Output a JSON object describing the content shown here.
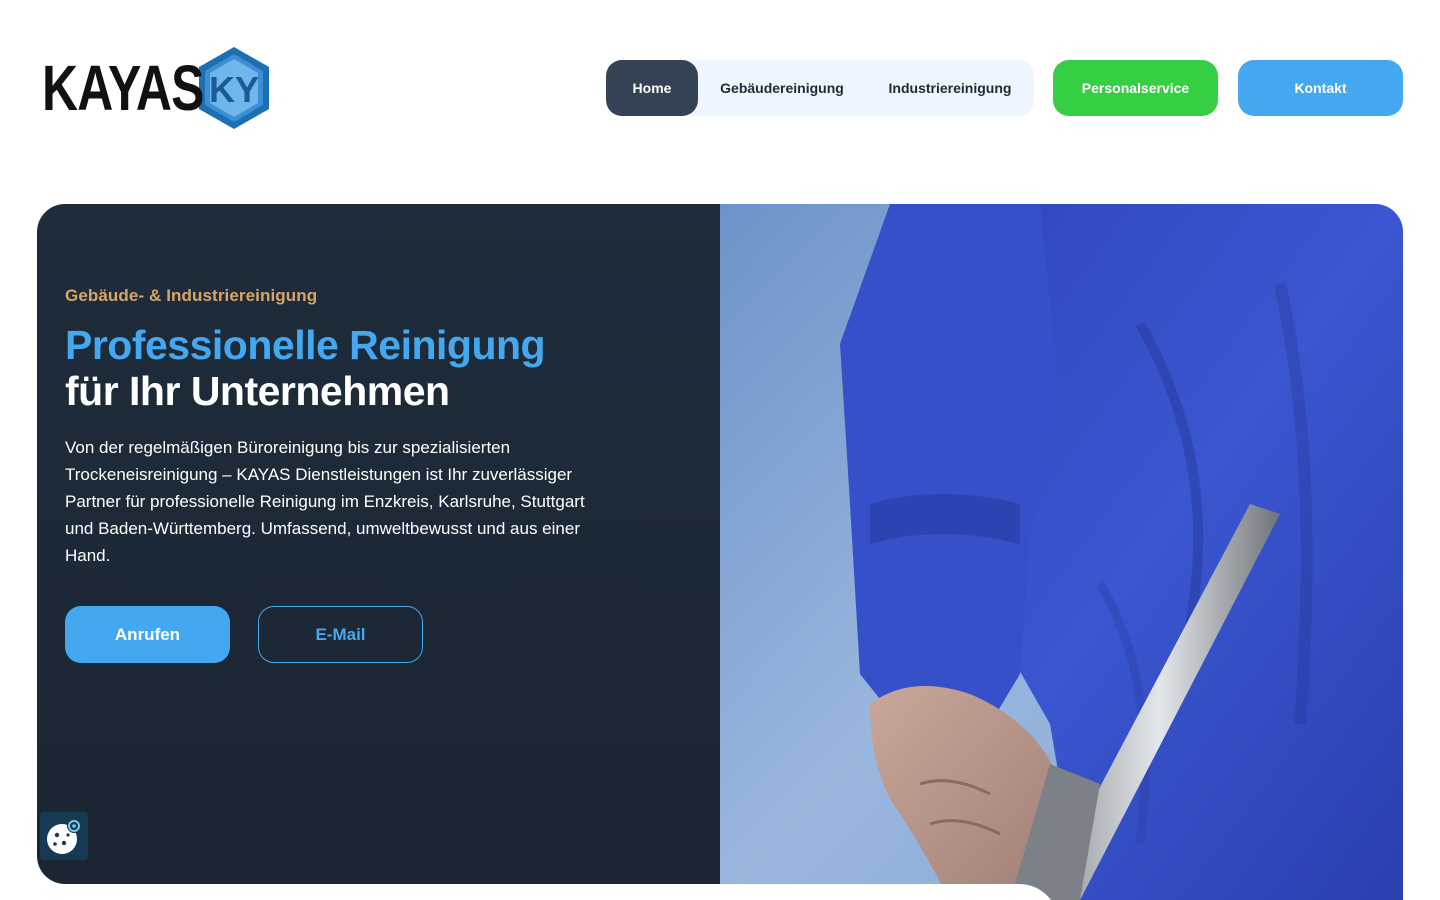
{
  "header": {
    "logo_text": "KAYAS",
    "logo_mark": "KY",
    "nav": [
      {
        "label": "Home",
        "active": true
      },
      {
        "label": "Gebäudereinigung",
        "active": false
      },
      {
        "label": "Industriereinigung",
        "active": false
      }
    ],
    "personal_label": "Personalservice",
    "kontakt_label": "Kontakt"
  },
  "hero": {
    "eyebrow": "Gebäude- & Industriereinigung",
    "headline_line1": "Professionelle Reinigung",
    "headline_line2": "für Ihr Unternehmen",
    "intro": "Von der regelmäßigen Büroreinigung bis zur spezialisierten Trockeneisreinigung – KAYAS Dienstleistungen ist Ihr zuverlässiger Partner für professionelle Reinigung im Enzkreis, Karlsruhe, Stuttgart und Baden-Württemberg. Umfassend, umweltbewusst und aus einer Hand.",
    "cta_call": "Anrufen",
    "cta_mail": "E-Mail"
  },
  "cookie": {
    "icon": "cookie-settings-icon"
  },
  "colors": {
    "accent_blue": "#43a8f0",
    "green": "#36cf44",
    "dark_panel": "#1e2c3b",
    "eyebrow": "#d9a467",
    "nav_active": "#344255"
  }
}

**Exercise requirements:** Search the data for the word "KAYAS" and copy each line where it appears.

**Answer to the exercise:**
    "logo_text": "KAYAS",
    "intro": "Von der regelmäßigen Büroreinigung bis zur spezialisierten Trockeneisreinigung – KAYAS Dienstleistungen ist Ihr zuverlässiger Partner für professionelle Reinigung im Enzkreis, Karlsruhe, Stuttgart und Baden-Württemberg. Umfassend, umweltbewusst und aus einer Hand.",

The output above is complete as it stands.